SUPPLIED RECORDS Block Start

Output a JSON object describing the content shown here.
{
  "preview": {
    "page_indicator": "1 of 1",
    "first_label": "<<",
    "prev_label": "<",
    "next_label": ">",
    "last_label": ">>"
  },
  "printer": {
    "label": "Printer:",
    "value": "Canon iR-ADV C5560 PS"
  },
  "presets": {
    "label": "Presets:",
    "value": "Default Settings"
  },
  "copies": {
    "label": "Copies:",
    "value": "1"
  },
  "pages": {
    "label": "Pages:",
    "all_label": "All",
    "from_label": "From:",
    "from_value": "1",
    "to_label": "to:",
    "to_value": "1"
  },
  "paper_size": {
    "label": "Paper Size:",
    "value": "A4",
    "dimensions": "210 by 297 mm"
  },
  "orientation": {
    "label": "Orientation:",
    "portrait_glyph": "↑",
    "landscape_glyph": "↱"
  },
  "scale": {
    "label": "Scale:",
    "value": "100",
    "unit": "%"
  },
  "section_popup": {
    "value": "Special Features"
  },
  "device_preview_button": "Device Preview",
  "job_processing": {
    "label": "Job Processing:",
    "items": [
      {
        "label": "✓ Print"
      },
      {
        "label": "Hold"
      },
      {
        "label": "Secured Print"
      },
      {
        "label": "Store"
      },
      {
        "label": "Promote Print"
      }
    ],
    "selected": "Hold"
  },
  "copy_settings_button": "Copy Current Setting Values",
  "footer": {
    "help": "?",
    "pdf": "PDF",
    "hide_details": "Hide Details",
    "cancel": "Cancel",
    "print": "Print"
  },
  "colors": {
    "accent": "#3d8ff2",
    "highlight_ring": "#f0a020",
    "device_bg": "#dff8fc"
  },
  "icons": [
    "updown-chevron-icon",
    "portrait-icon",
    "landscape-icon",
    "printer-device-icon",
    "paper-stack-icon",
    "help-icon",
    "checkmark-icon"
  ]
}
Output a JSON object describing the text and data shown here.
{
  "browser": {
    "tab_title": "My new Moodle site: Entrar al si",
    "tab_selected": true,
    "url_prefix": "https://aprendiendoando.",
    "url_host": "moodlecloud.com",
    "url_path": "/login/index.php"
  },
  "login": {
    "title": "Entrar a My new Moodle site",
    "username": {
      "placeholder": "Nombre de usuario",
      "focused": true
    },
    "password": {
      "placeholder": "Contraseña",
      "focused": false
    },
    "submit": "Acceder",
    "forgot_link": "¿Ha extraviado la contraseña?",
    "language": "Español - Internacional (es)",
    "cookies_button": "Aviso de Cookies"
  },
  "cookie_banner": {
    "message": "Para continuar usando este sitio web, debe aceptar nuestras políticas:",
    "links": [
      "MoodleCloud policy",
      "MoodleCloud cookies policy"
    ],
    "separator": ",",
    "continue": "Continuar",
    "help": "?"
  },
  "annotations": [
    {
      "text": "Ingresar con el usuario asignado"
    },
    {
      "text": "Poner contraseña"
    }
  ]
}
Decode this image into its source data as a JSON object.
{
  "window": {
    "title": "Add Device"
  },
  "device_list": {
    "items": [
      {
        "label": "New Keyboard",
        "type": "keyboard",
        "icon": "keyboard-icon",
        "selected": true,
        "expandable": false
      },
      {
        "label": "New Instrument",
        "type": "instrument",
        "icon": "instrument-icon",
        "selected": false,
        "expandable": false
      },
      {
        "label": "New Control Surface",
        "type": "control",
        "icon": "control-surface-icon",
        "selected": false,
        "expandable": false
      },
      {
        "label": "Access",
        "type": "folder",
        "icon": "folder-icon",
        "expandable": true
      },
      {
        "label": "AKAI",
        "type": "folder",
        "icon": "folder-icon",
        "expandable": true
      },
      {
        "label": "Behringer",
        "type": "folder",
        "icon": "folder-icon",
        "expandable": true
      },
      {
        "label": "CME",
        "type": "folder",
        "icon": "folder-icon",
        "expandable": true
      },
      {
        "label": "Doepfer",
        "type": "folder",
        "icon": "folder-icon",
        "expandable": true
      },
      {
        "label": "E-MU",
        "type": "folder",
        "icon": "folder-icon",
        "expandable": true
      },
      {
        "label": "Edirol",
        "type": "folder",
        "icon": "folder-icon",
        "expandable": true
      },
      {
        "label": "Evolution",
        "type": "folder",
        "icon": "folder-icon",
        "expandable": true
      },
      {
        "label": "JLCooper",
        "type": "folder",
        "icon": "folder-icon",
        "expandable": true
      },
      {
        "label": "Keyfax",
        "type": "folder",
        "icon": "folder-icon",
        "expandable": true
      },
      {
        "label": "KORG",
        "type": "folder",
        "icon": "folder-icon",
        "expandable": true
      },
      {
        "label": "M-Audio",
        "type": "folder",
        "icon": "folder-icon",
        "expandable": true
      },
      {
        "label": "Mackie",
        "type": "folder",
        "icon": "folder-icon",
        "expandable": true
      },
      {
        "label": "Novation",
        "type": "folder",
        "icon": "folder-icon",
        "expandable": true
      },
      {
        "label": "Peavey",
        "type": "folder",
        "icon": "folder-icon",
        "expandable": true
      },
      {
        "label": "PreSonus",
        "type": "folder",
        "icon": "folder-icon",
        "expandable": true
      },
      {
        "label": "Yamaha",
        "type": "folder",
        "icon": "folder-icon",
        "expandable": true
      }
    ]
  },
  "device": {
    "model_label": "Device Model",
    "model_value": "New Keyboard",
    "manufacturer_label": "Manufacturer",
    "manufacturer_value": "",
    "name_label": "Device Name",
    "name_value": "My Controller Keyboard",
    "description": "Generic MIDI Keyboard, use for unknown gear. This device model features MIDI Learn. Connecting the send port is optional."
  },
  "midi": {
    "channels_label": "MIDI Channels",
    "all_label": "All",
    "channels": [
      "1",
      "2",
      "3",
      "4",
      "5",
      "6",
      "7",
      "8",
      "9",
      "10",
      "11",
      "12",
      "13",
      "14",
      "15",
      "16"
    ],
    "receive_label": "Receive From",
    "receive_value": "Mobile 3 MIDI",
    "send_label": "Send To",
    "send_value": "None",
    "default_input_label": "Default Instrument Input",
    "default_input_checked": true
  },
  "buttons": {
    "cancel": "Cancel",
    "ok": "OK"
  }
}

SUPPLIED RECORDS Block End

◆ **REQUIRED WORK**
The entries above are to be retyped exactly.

◆ **TASK OUTPUT**
Output a JSON object describing the content shown here.
{
  "preview": {
    "page_indicator": "1 of 1",
    "first_label": "<<",
    "prev_label": "<",
    "next_label": ">",
    "last_label": ">>"
  },
  "printer": {
    "label": "Printer:",
    "value": "Canon iR-ADV C5560 PS"
  },
  "presets": {
    "label": "Presets:",
    "value": "Default Settings"
  },
  "copies": {
    "label": "Copies:",
    "value": "1"
  },
  "pages": {
    "label": "Pages:",
    "all_label": "All",
    "from_label": "From:",
    "from_value": "1",
    "to_label": "to:",
    "to_value": "1"
  },
  "paper_size": {
    "label": "Paper Size:",
    "value": "A4",
    "dimensions": "210 by 297 mm"
  },
  "orientation": {
    "label": "Orientation:",
    "portrait_glyph": "↑",
    "landscape_glyph": "↱"
  },
  "scale": {
    "label": "Scale:",
    "value": "100",
    "unit": "%"
  },
  "section_popup": {
    "value": "Special Features"
  },
  "device_preview_button": "Device Preview",
  "job_processing": {
    "label": "Job Processing:",
    "items": [
      {
        "label": "✓ Print"
      },
      {
        "label": "Hold"
      },
      {
        "label": "Secured Print"
      },
      {
        "label": "Store"
      },
      {
        "label": "Promote Print"
      }
    ],
    "selected": "Hold"
  },
  "copy_settings_button": "Copy Current Setting Values",
  "footer": {
    "help": "?",
    "pdf": "PDF",
    "hide_details": "Hide Details",
    "cancel": "Cancel",
    "print": "Print"
  },
  "colors": {
    "accent": "#3d8ff2",
    "highlight_ring": "#f0a020",
    "device_bg": "#dff8fc"
  },
  "icons": [
    "updown-chevron-icon",
    "portrait-icon",
    "landscape-icon",
    "printer-device-icon",
    "paper-stack-icon",
    "help-icon",
    "checkmark-icon"
  ]
}
Output a JSON object describing the text and data shown here.
{
  "browser": {
    "tab_title": "My new Moodle site: Entrar al si",
    "tab_selected": true,
    "url_prefix": "https://aprendiendoando.",
    "url_host": "moodlecloud.com",
    "url_path": "/login/index.php"
  },
  "login": {
    "title": "Entrar a My new Moodle site",
    "username": {
      "placeholder": "Nombre de usuario",
      "focused": true
    },
    "password": {
      "placeholder": "Contraseña",
      "focused": false
    },
    "submit": "Acceder",
    "forgot_link": "¿Ha extraviado la contraseña?",
    "language": "Español - Internacional (es)",
    "cookies_button": "Aviso de Cookies"
  },
  "cookie_banner": {
    "message": "Para continuar usando este sitio web, debe aceptar nuestras políticas:",
    "links": [
      "MoodleCloud policy",
      "MoodleCloud cookies policy"
    ],
    "separator": ",",
    "continue": "Continuar",
    "help": "?"
  },
  "annotations": [
    {
      "text": "Ingresar con el usuario asignado"
    },
    {
      "text": "Poner contraseña"
    }
  ]
}
Decode this image into its source data as a JSON object.
{
  "window": {
    "title": "Add Device"
  },
  "device_list": {
    "items": [
      {
        "label": "New Keyboard",
        "type": "keyboard",
        "icon": "keyboard-icon",
        "selected": true,
        "expandable": false
      },
      {
        "label": "New Instrument",
        "type": "instrument",
        "icon": "instrument-icon",
        "selected": false,
        "expandable": false
      },
      {
        "label": "New Control Surface",
        "type": "control",
        "icon": "control-surface-icon",
        "selected": false,
        "expandable": false
      },
      {
        "label": "Access",
        "type": "folder",
        "icon": "folder-icon",
        "expandable": true
      },
      {
        "label": "AKAI",
        "type": "folder",
        "icon": "folder-icon",
        "expandable": true
      },
      {
        "label": "Behringer",
        "type": "folder",
        "icon": "folder-icon",
        "expandable": true
      },
      {
        "label": "CME",
        "type": "folder",
        "icon": "folder-icon",
        "expandable": true
      },
      {
        "label": "Doepfer",
        "type": "folder",
        "icon": "folder-icon",
        "expandable": true
      },
      {
        "label": "E-MU",
        "type": "folder",
        "icon": "folder-icon",
        "expandable": true
      },
      {
        "label": "Edirol",
        "type": "folder",
        "icon": "folder-icon",
        "expandable": true
      },
      {
        "label": "Evolution",
        "type": "folder",
        "icon": "folder-icon",
        "expandable": true
      },
      {
        "label": "JLCooper",
        "type": "folder",
        "icon": "folder-icon",
        "expandable": true
      },
      {
        "label": "Keyfax",
        "type": "folder",
        "icon": "folder-icon",
        "expandable": true
      },
      {
        "label": "KORG",
        "type": "folder",
        "icon": "folder-icon",
        "expandable": true
      },
      {
        "label": "M-Audio",
        "type": "folder",
        "icon": "folder-icon",
        "expandable": true
      },
      {
        "label": "Mackie",
        "type": "folder",
        "icon": "folder-icon",
        "expandable": true
      },
      {
        "label": "Novation",
        "type": "folder",
        "icon": "folder-icon",
        "expandable": true
      },
      {
        "label": "Peavey",
        "type": "folder",
        "icon": "folder-icon",
        "expandable": true
      },
      {
        "label": "PreSonus",
        "type": "folder",
        "icon": "folder-icon",
        "expandable": true
      },
      {
        "label": "Yamaha",
        "type": "folder",
        "icon": "folder-icon",
        "expandable": true
      }
    ]
  },
  "device": {
    "model_label": "Device Model",
    "model_value": "New Keyboard",
    "manufacturer_label": "Manufacturer",
    "manufacturer_value": "",
    "name_label": "Device Name",
    "name_value": "My Controller Keyboard",
    "description": "Generic MIDI Keyboard, use for unknown gear. This device model features MIDI Learn. Connecting the send port is optional."
  },
  "midi": {
    "channels_label": "MIDI Channels",
    "all_label": "All",
    "channels": [
      "1",
      "2",
      "3",
      "4",
      "5",
      "6",
      "7",
      "8",
      "9",
      "10",
      "11",
      "12",
      "13",
      "14",
      "15",
      "16"
    ],
    "receive_label": "Receive From",
    "receive_value": "Mobile 3 MIDI",
    "send_label": "Send To",
    "send_value": "None",
    "default_input_label": "Default Instrument Input",
    "default_input_checked": true
  },
  "buttons": {
    "cancel": "Cancel",
    "ok": "OK"
  }
}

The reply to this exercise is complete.